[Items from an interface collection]
--- --- ---
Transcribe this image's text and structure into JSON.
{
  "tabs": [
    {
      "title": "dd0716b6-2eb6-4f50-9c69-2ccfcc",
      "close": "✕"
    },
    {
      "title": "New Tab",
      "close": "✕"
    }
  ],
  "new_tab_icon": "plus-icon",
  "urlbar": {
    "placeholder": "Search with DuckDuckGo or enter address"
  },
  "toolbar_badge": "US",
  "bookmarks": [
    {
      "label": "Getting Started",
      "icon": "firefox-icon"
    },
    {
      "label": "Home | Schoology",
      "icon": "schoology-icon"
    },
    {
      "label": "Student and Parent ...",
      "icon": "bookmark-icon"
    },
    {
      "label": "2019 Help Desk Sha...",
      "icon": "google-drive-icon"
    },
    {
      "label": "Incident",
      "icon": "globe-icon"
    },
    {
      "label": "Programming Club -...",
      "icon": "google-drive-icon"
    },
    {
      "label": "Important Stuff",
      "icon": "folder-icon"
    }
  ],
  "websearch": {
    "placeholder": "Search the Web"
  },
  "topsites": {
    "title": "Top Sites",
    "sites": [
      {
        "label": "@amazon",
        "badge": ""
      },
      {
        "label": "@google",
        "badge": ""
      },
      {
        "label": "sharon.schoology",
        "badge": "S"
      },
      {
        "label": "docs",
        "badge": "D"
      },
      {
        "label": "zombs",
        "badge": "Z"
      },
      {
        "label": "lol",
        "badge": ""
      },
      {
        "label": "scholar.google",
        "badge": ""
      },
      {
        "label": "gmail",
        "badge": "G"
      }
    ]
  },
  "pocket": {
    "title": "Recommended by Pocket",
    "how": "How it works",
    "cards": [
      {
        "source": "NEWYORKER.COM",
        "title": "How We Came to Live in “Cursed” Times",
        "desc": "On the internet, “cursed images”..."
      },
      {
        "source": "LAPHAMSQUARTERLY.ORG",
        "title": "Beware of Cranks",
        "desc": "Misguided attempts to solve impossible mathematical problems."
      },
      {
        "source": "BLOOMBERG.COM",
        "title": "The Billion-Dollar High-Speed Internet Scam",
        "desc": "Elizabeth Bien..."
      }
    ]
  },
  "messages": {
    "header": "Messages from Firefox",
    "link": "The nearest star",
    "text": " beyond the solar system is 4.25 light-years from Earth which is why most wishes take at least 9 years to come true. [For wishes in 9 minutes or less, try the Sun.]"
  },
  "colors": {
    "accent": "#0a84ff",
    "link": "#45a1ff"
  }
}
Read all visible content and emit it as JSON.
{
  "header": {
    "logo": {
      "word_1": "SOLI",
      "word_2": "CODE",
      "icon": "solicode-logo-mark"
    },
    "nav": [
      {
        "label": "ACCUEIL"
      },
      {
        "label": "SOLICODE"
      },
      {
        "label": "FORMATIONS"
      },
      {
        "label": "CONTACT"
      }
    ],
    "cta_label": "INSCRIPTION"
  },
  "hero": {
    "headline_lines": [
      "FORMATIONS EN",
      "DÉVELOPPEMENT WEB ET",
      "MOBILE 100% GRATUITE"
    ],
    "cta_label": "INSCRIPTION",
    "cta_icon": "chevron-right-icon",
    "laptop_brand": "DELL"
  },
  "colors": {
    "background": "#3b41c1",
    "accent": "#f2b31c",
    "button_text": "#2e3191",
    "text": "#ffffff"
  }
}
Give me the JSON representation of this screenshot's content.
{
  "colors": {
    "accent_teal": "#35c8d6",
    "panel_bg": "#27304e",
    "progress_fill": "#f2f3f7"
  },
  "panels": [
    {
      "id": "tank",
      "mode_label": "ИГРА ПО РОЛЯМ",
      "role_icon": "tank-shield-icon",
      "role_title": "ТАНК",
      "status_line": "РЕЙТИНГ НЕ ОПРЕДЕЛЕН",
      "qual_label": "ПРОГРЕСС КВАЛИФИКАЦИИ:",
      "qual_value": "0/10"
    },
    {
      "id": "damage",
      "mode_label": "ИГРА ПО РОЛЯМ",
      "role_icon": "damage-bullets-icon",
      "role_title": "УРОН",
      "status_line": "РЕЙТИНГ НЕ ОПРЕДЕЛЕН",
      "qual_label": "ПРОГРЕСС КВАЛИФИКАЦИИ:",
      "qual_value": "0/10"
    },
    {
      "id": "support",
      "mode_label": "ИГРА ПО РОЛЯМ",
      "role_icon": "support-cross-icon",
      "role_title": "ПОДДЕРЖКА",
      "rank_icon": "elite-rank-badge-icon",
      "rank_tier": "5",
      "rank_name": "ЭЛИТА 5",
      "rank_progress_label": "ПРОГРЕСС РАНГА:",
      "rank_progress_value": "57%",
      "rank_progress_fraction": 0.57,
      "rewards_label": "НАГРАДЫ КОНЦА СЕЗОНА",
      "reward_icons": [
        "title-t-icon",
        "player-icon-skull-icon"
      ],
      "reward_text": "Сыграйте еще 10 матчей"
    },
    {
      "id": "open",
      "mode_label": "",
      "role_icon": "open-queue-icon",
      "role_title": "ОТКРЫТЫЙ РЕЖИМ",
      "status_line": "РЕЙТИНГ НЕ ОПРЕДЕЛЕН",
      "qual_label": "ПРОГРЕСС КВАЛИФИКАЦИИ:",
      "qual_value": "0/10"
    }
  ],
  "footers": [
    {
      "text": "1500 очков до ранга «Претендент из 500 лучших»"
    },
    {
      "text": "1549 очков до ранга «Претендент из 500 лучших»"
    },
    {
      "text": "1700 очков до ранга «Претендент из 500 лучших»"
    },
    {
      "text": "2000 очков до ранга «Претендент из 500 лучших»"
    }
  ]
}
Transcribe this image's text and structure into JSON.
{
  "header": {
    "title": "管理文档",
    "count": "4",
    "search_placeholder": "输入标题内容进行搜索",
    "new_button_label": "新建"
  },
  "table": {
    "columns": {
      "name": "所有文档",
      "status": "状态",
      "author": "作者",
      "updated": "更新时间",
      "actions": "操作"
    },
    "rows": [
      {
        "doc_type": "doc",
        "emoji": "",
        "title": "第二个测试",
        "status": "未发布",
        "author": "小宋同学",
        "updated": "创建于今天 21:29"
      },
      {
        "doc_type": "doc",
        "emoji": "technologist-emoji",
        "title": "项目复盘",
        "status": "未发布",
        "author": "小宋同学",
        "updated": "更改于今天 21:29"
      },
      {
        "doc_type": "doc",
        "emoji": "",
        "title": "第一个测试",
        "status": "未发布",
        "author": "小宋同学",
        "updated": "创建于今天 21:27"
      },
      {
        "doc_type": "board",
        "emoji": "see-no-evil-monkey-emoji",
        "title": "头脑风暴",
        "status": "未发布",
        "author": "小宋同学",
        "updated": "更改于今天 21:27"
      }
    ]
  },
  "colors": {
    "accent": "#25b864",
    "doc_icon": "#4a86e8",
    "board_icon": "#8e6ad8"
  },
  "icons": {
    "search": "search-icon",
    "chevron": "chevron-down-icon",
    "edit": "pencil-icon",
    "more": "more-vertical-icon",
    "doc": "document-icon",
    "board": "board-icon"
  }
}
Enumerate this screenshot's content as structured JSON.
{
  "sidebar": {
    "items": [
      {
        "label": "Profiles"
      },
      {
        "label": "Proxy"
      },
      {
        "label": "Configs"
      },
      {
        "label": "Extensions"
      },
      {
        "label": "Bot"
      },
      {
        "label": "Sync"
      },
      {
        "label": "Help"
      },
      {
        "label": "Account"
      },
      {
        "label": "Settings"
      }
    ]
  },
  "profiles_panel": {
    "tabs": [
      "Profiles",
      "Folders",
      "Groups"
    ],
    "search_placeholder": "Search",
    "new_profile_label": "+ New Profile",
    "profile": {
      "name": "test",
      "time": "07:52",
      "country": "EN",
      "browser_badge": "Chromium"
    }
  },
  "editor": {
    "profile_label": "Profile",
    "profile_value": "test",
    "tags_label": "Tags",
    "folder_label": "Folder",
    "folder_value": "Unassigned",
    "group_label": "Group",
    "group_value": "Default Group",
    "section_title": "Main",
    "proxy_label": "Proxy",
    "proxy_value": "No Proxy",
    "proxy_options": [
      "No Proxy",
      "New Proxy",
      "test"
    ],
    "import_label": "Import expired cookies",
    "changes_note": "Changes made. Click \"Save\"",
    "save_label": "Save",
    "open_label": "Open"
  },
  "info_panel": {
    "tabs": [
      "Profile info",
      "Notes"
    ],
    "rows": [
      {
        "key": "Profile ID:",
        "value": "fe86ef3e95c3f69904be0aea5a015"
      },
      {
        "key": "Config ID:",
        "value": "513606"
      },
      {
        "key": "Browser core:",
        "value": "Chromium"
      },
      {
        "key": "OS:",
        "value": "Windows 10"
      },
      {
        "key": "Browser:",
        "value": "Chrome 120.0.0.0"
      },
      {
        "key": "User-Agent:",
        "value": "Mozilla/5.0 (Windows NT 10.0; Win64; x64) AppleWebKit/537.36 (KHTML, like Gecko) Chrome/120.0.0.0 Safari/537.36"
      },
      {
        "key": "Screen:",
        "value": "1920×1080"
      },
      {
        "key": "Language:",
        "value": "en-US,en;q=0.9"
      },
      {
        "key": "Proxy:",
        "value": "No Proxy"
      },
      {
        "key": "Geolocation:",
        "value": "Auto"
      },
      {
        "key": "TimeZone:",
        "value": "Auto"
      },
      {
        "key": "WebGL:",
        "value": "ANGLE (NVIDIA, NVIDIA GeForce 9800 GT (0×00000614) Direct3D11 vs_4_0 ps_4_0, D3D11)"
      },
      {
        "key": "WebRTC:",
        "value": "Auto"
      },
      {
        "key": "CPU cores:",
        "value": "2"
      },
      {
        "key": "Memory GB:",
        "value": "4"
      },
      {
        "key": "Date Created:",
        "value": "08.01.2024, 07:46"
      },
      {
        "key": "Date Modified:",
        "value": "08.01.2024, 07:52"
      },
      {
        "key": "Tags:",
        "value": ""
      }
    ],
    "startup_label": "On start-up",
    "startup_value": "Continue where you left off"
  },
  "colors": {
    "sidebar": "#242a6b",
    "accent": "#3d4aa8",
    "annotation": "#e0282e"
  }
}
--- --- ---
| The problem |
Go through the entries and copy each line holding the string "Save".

| Your solution |
    "changes_note": "Changes made. Click \"Save\"",
    "save_label": "Save",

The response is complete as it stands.